Signac, 1863–1935: Master Neo-Impressionist
On view at The Metropolitan Museum of Art from October 9 through December 30, 2001, Signac 1863-1935: Master Neo-Impressionist, was the first major retrospective of the artist's work in nearly 40 years. Best known for his luminous Mediterranean seascapes rendered in a myriad of "dots" – and later mosaic-like squares – of color, Signac adapted the "pointillist" technique of Georges Seurat with stunning visual impact. The exhibition featured 121 works, including some 70 oils and a rich selection of Signac's watercolors, drawings, and prints, providing an unprecedented overview of the artist's 50-year career.
Often viewed as "the second man of Neo-Impressionism," Paul Signac (1863-1935) has long been considered an artist of talent in the shadow of the more celebrated Seurat. The exhibition and its accompanying catalogue placed the emphasis squarely on Signac's own personal accomplishments so that the unique character of his oeuvre, his artistic process, and the full range of his activities, relationships, and contributions were illuminated.

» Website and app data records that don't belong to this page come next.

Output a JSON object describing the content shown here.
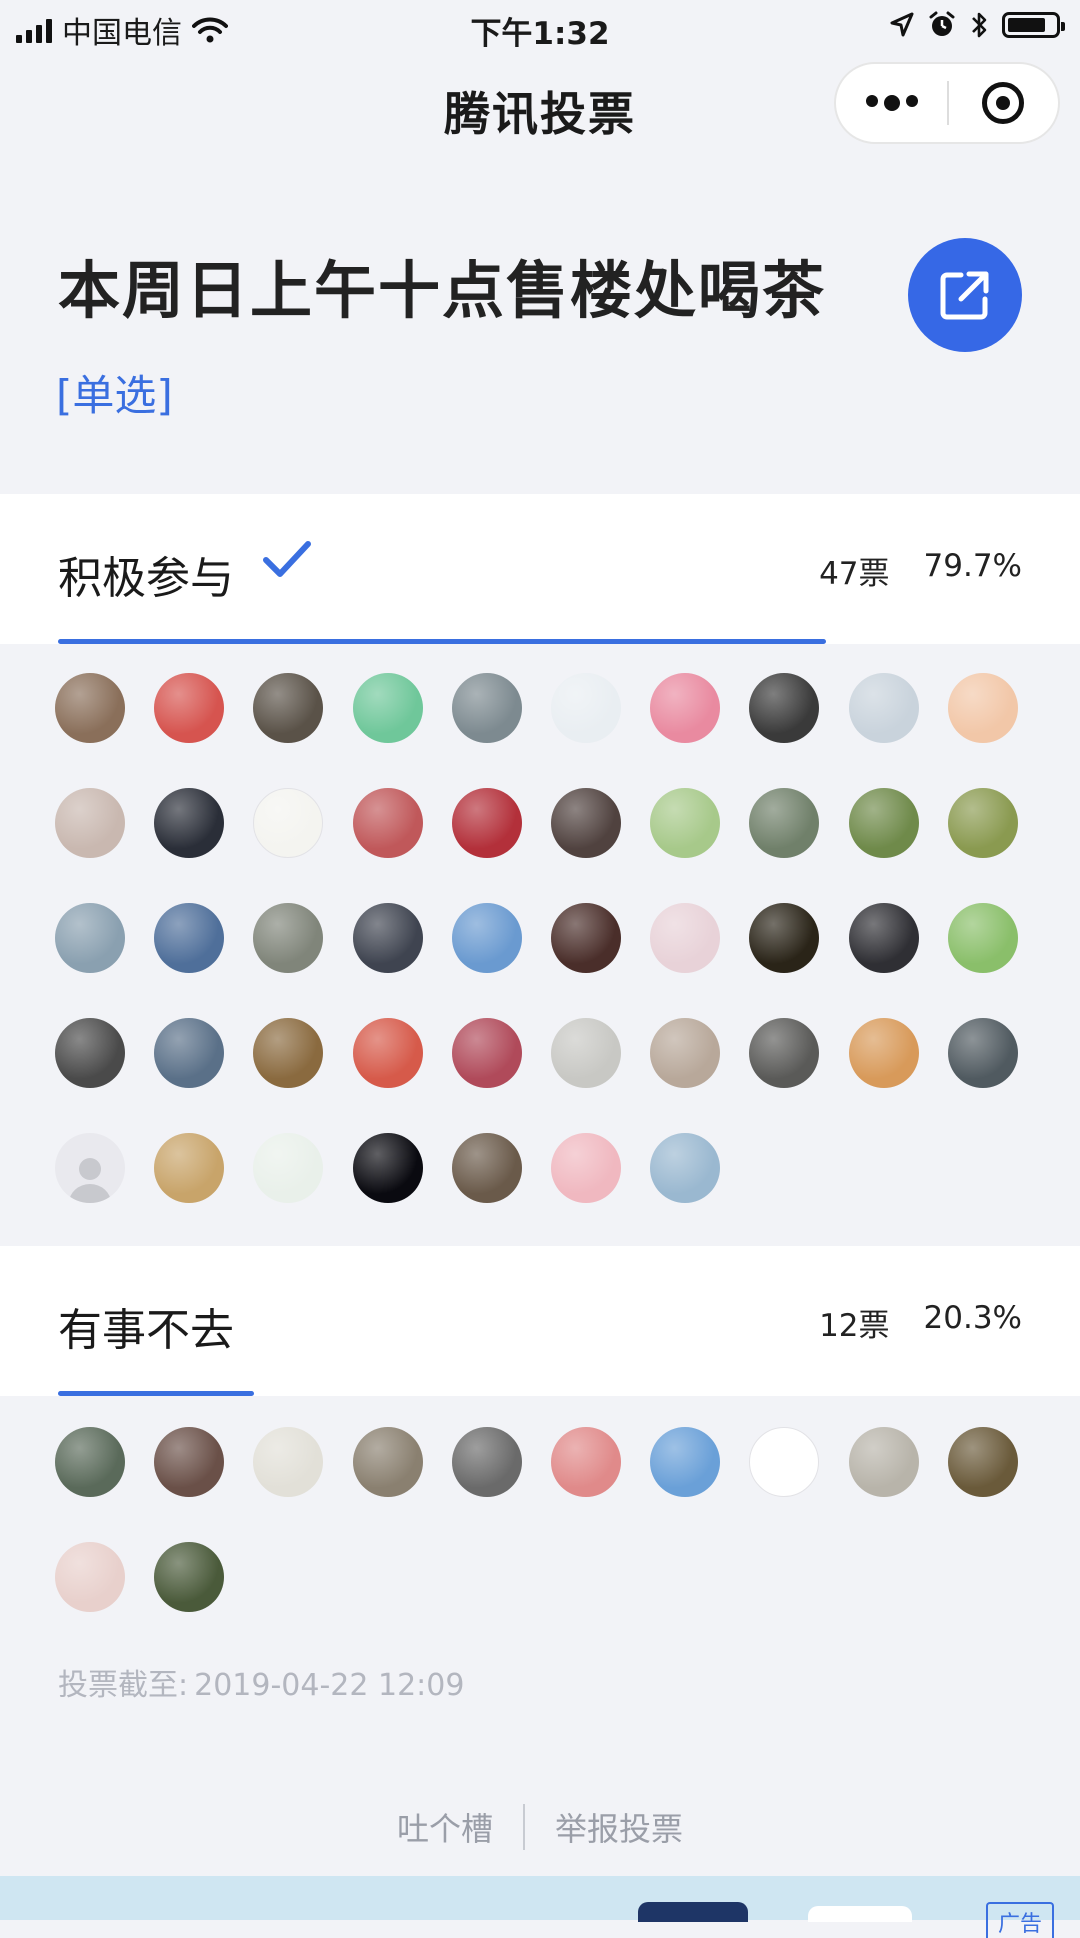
{
  "status_bar": {
    "carrier": "中国电信",
    "time": "下午1:32"
  },
  "nav": {
    "title": "腾讯投票"
  },
  "vote": {
    "title": "本周日上午十点售楼处喝茶",
    "type": "[单选]"
  },
  "options": [
    {
      "label": "积极参与",
      "votes": "47票",
      "percent": "79.7%",
      "share": 0.797,
      "selected": true,
      "avatar_colors": [
        "#8a6f5a",
        "#d6544f",
        "#5a5248",
        "#6fc79a",
        "#7d8a90",
        "#e9eef2",
        "#e98aa0",
        "#3a3a3a",
        "#c9d3dc",
        "#f2c7a8",
        "#c9b8b0",
        "#2a2e38",
        "#f4f4f0",
        "#c0585a",
        "#b3303a",
        "#50423f",
        "#a7c98a",
        "#70806a",
        "#6f8a4a",
        "#8a9a50",
        "#8aa0b0",
        "#4f6f9a",
        "#80857a",
        "#3f4450",
        "#6a9ad0",
        "#4a2e2a",
        "#e8d2d8",
        "#2a2418",
        "#2f2f34",
        "#8abf6a",
        "#4a4a4a",
        "#5a7088",
        "#8a6a3f",
        "#d65a4a",
        "#b04a5a",
        "#c8c8c4",
        "#b8a89a",
        "#5a5a58",
        "#d89a5a",
        "#505a60",
        "placeholder",
        "#c8a46a",
        "#e9f0ea",
        "#0a0a10",
        "#6a5a4a",
        "#f0b8c0",
        "#9ab8d0"
      ]
    },
    {
      "label": "有事不去",
      "votes": "12票",
      "percent": "20.3%",
      "share": 0.203,
      "selected": false,
      "avatar_colors": [
        "#5a6a5a",
        "#6a5048",
        "#e2e0d8",
        "#8a8070",
        "#6a6a6a",
        "#e08a8a",
        "#6aa0d8",
        "#ffffff",
        "#b8b4aa",
        "#6a5a3a",
        "#e8d0cc",
        "#4a5a3a"
      ]
    }
  ],
  "deadline": {
    "label": "投票截至:",
    "value": "2019-04-22 12:09"
  },
  "footer": {
    "feedback": "吐个槽",
    "report": "举报投票"
  },
  "ad": {
    "tag": "广告"
  },
  "colors": {
    "accent": "#3a6fe0",
    "share_button": "#3668e6",
    "background": "#f2f3f7"
  },
  "icons": [
    "signal-icon",
    "wifi-icon",
    "location-icon",
    "alarm-icon",
    "bluetooth-icon",
    "battery-icon",
    "more-icon",
    "close-miniprogram-icon",
    "share-icon",
    "check-icon",
    "default-avatar-icon"
  ]
}
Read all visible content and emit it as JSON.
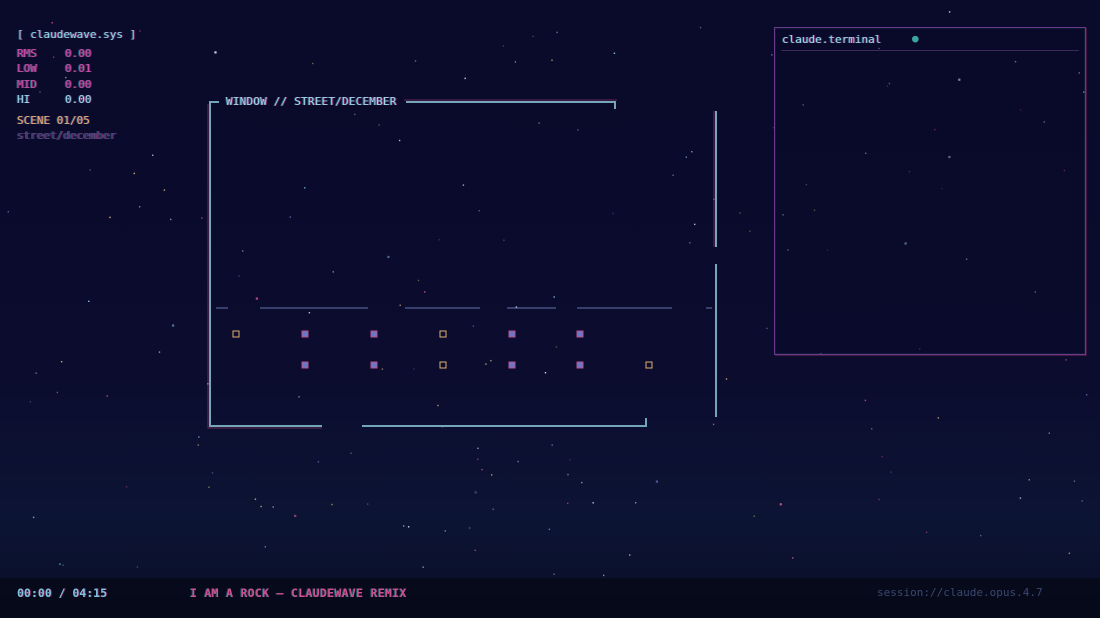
{
  "hud": {
    "title": "[ claudewave.sys ]",
    "meters": [
      {
        "label": "RMS",
        "value": "0.00"
      },
      {
        "label": "LOW",
        "value": "0.01"
      },
      {
        "label": "MID",
        "value": "0.00"
      },
      {
        "label": "HI",
        "value": "0.00"
      }
    ],
    "scene": "SCENE 01/05",
    "scene_path": "street/december"
  },
  "window": {
    "title": "WINDOW // STREET/DECEMBER"
  },
  "terminal": {
    "title": "claude.terminal",
    "status_glyph": "●"
  },
  "player": {
    "time": "00:00 / 04:15",
    "track": "I AM A ROCK — CLAUDEWAVE REMIX",
    "session": "session://claude.opus.4.7"
  },
  "colors": {
    "background": "#0a0a28",
    "cyan": "#9ad6ec",
    "magenta": "#c94aa6",
    "amber": "#e0b070",
    "frame": "#7fb6c8",
    "terminal_border": "#6a3a8a"
  }
}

The exhibition was organized by The Metropolitan Museum of Art in New York, the Réunion des musées nationaux/Musée d'Orsay in Paris, and the Van Gogh Museum in Amsterdam.
Long overshadowed by his more celebrated contemporary Georges Seurat, Signac created an extraordinary body of work – most remarkable are his shimmering seascapes and luminous views of the French Riviera. In these works of vivid and pulsating color, Signac fully explored and expanded upon the innovations of Seurat's divisionist painting technique creating images with an intensity and expressive power that belong to him alone
Arranged chronologically, the selection of works traced Signac's development from an art based on observation and direct study of nature, through the rigor and optical precision of Neo-Impressionism to a more subjective art based on his own concepts of pictorial and social harmony. Essentially self-taught, Signac's first works, plein-air studies painted in the early 1880s in Paris and its neighboring suburbs, reveal the lessons he absorbed from Monet, Guillaumin, Caillebotte, and other Impressionists whose examples were his starting point.
By the end of the decade, Seurat's art was the crucial catalyst for the evolution of Signac's painting, providing a model for his technique, his manner of working and even, on occasion, the design of his compositions. Notwithstanding Signac's romantic bent, his more tactile brushstrokes and his stronger color contrasts, it was not until the 1890s – after the death of Seurat – that his work fully came into its own. Signac developed a bolder and looser technique, relying increasingly on the dramatic and architectonic play of color. His discovery of "the joy of watercolor" in 1892 – a medium in which, after Cézanne, he was to become the undisputed master in the 20th century – offered a vehicle for a freer and livelier means of expression, one well-suited to his restless, peripatetic lifestyle. In the best of his late works Signac combined the sensual legacy of his first pictures with the cool rationality of Neo-Impressionism to create images of extraordinary chromatic richness and feeling.
"... beautiful illustrations and valuable ... information on Signac."
Choice Reviews Online
"The exhaustively detailed chronology eases the following and understanding of events in Signac's life. This book, the most recent to consider all aspects of Signac's art and life, is highly recommended."
"This beautiful book presents an unprecedented overview of the French Neo-Impressionist artist's art and influence."